I don't think you have to believe America is chained to its past and is necessarily doomed to reenact it. But when you study civilizations, it tends to be true that history has a weight, a gravity -- if you're going to go in an opposite direction, you need to consciously exercise an opposite force. And I don't see us doing that.
Heebie's take: One of the family therapists I like to read (Harriet Lerner) describes a phenomenon called "change back!" When one individual is in therapy, and decides to change her behavior, then other members of the family system escalate their pressure on the individual to revert to the old patterns. The old way was comfortable and familiar, and this change draws their attention to the fact that at least one person wasn't happy the old way. At the least, they have to admit that the individual wasn't happy - which people don't like doing - and more often, they're trying to avoid thinking about their own issues and unhappiness, and the concept of someone initiating change threatens their house of cards.

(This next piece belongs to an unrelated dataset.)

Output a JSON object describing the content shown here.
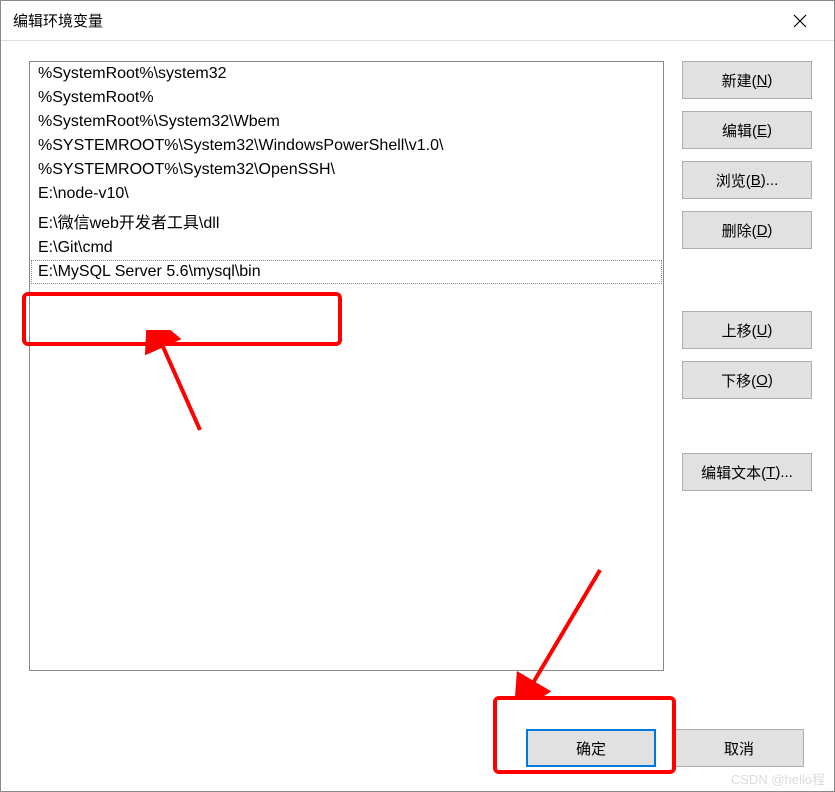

I find Changeback! a useful concept to apply to social change. When a social injustice is in the closet, the right doesn't care much about it. When people begin to address the injustice, the right rears up and escalates the reaction with equal and opposite force, even if they don't stand to lose whatsoever by correcting the injustice. So it's completely unsurprising to me that there are two conflicting narratives - one of progress and one of changeback! - and that the collision of these is the central story.
By selective design, the rightwing nutjobs are the most prone to psychological pitfalls that come from doggedly trying to ignore your own issues. (Not the low-engagement Trump voters who just fell in line.) But everyone who is politically active on the right is avoiding their own shit by making life worse for everyone else. That is their coping mechanism - straight up destruction in order to avoid their most painful personal cognitive dissonance.

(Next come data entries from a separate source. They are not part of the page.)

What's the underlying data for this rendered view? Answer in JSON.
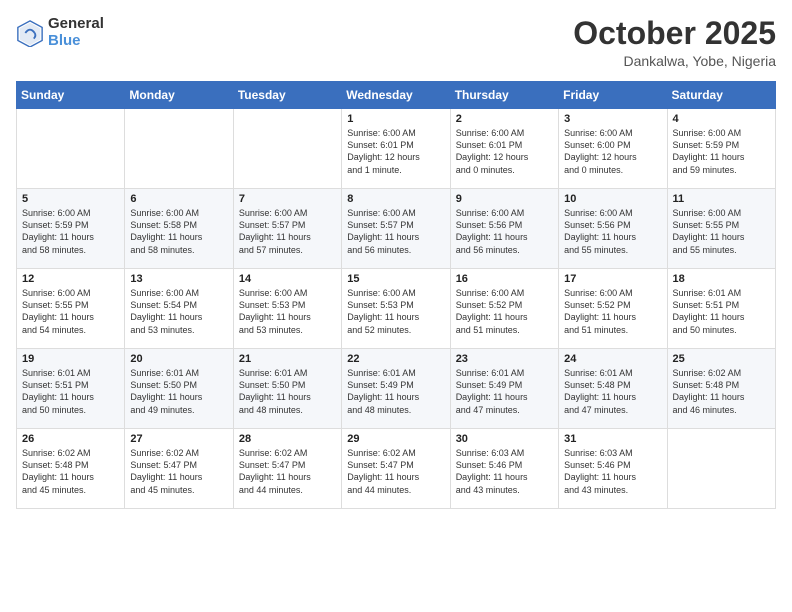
{
  "header": {
    "logo_general": "General",
    "logo_blue": "Blue",
    "month_title": "October 2025",
    "location": "Dankalwa, Yobe, Nigeria"
  },
  "days_of_week": [
    "Sunday",
    "Monday",
    "Tuesday",
    "Wednesday",
    "Thursday",
    "Friday",
    "Saturday"
  ],
  "weeks": [
    [
      {
        "day": "",
        "text": ""
      },
      {
        "day": "",
        "text": ""
      },
      {
        "day": "",
        "text": ""
      },
      {
        "day": "1",
        "text": "Sunrise: 6:00 AM\nSunset: 6:01 PM\nDaylight: 12 hours\nand 1 minute."
      },
      {
        "day": "2",
        "text": "Sunrise: 6:00 AM\nSunset: 6:01 PM\nDaylight: 12 hours\nand 0 minutes."
      },
      {
        "day": "3",
        "text": "Sunrise: 6:00 AM\nSunset: 6:00 PM\nDaylight: 12 hours\nand 0 minutes."
      },
      {
        "day": "4",
        "text": "Sunrise: 6:00 AM\nSunset: 5:59 PM\nDaylight: 11 hours\nand 59 minutes."
      }
    ],
    [
      {
        "day": "5",
        "text": "Sunrise: 6:00 AM\nSunset: 5:59 PM\nDaylight: 11 hours\nand 58 minutes."
      },
      {
        "day": "6",
        "text": "Sunrise: 6:00 AM\nSunset: 5:58 PM\nDaylight: 11 hours\nand 58 minutes."
      },
      {
        "day": "7",
        "text": "Sunrise: 6:00 AM\nSunset: 5:57 PM\nDaylight: 11 hours\nand 57 minutes."
      },
      {
        "day": "8",
        "text": "Sunrise: 6:00 AM\nSunset: 5:57 PM\nDaylight: 11 hours\nand 56 minutes."
      },
      {
        "day": "9",
        "text": "Sunrise: 6:00 AM\nSunset: 5:56 PM\nDaylight: 11 hours\nand 56 minutes."
      },
      {
        "day": "10",
        "text": "Sunrise: 6:00 AM\nSunset: 5:56 PM\nDaylight: 11 hours\nand 55 minutes."
      },
      {
        "day": "11",
        "text": "Sunrise: 6:00 AM\nSunset: 5:55 PM\nDaylight: 11 hours\nand 55 minutes."
      }
    ],
    [
      {
        "day": "12",
        "text": "Sunrise: 6:00 AM\nSunset: 5:55 PM\nDaylight: 11 hours\nand 54 minutes."
      },
      {
        "day": "13",
        "text": "Sunrise: 6:00 AM\nSunset: 5:54 PM\nDaylight: 11 hours\nand 53 minutes."
      },
      {
        "day": "14",
        "text": "Sunrise: 6:00 AM\nSunset: 5:53 PM\nDaylight: 11 hours\nand 53 minutes."
      },
      {
        "day": "15",
        "text": "Sunrise: 6:00 AM\nSunset: 5:53 PM\nDaylight: 11 hours\nand 52 minutes."
      },
      {
        "day": "16",
        "text": "Sunrise: 6:00 AM\nSunset: 5:52 PM\nDaylight: 11 hours\nand 51 minutes."
      },
      {
        "day": "17",
        "text": "Sunrise: 6:00 AM\nSunset: 5:52 PM\nDaylight: 11 hours\nand 51 minutes."
      },
      {
        "day": "18",
        "text": "Sunrise: 6:01 AM\nSunset: 5:51 PM\nDaylight: 11 hours\nand 50 minutes."
      }
    ],
    [
      {
        "day": "19",
        "text": "Sunrise: 6:01 AM\nSunset: 5:51 PM\nDaylight: 11 hours\nand 50 minutes."
      },
      {
        "day": "20",
        "text": "Sunrise: 6:01 AM\nSunset: 5:50 PM\nDaylight: 11 hours\nand 49 minutes."
      },
      {
        "day": "21",
        "text": "Sunrise: 6:01 AM\nSunset: 5:50 PM\nDaylight: 11 hours\nand 48 minutes."
      },
      {
        "day": "22",
        "text": "Sunrise: 6:01 AM\nSunset: 5:49 PM\nDaylight: 11 hours\nand 48 minutes."
      },
      {
        "day": "23",
        "text": "Sunrise: 6:01 AM\nSunset: 5:49 PM\nDaylight: 11 hours\nand 47 minutes."
      },
      {
        "day": "24",
        "text": "Sunrise: 6:01 AM\nSunset: 5:48 PM\nDaylight: 11 hours\nand 47 minutes."
      },
      {
        "day": "25",
        "text": "Sunrise: 6:02 AM\nSunset: 5:48 PM\nDaylight: 11 hours\nand 46 minutes."
      }
    ],
    [
      {
        "day": "26",
        "text": "Sunrise: 6:02 AM\nSunset: 5:48 PM\nDaylight: 11 hours\nand 45 minutes."
      },
      {
        "day": "27",
        "text": "Sunrise: 6:02 AM\nSunset: 5:47 PM\nDaylight: 11 hours\nand 45 minutes."
      },
      {
        "day": "28",
        "text": "Sunrise: 6:02 AM\nSunset: 5:47 PM\nDaylight: 11 hours\nand 44 minutes."
      },
      {
        "day": "29",
        "text": "Sunrise: 6:02 AM\nSunset: 5:47 PM\nDaylight: 11 hours\nand 44 minutes."
      },
      {
        "day": "30",
        "text": "Sunrise: 6:03 AM\nSunset: 5:46 PM\nDaylight: 11 hours\nand 43 minutes."
      },
      {
        "day": "31",
        "text": "Sunrise: 6:03 AM\nSunset: 5:46 PM\nDaylight: 11 hours\nand 43 minutes."
      },
      {
        "day": "",
        "text": ""
      }
    ]
  ]
}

OK, I'll go read the actual link now.
There were a lot of amazing images from yesterday's assassination, but I found this one the most unsettling.
The moment before: The Russian Ambassador to Turkey looks at a painting at a gallery in Ankara earlier today. Behind him, his assassin... pic.twitter.com/sZyJsTnAYo— Tunku Varadarajan (@tunkuv) December 19, 2016
And from the guy who took the photo.
This is what I was thinking: "I'm here. Even if I get hit and injured, or killed, I'm a journalist. I have to do my work. I could run away without making any photos. ... But I wouldn't have a proper answer if people later ask me: 'Why didn't you take pictures?'"
Lw writes: Here is an interesting Chinese perspective on inequality:
In one sense, the entire economic history of dynastic China can be understood as the history of struggles against inequality. Numerous dynasties engaged in reform measures such as land redistribution into equal tenements, enacting laws to prevent the wealthy from acquiring large estates by squeezing off small tenants, etc. But even if land ownership was relatively even at the beginning of a dynasty, waves of mergers into large estates eventually swept through the country until tax reforms by the middle of the dynasty had to accept unequal land ownership as a fact.
The story she refers to writing is here, I liked it a lot.
In other news from China, one of the most appalling economic choices there, (using the most powerful antibiotics in existence by the truckload for marginally more profitable pig farms), was banned in November.
Heebie's take: Starbucks coffee really is pretty gross! Greetings from suburban Denver.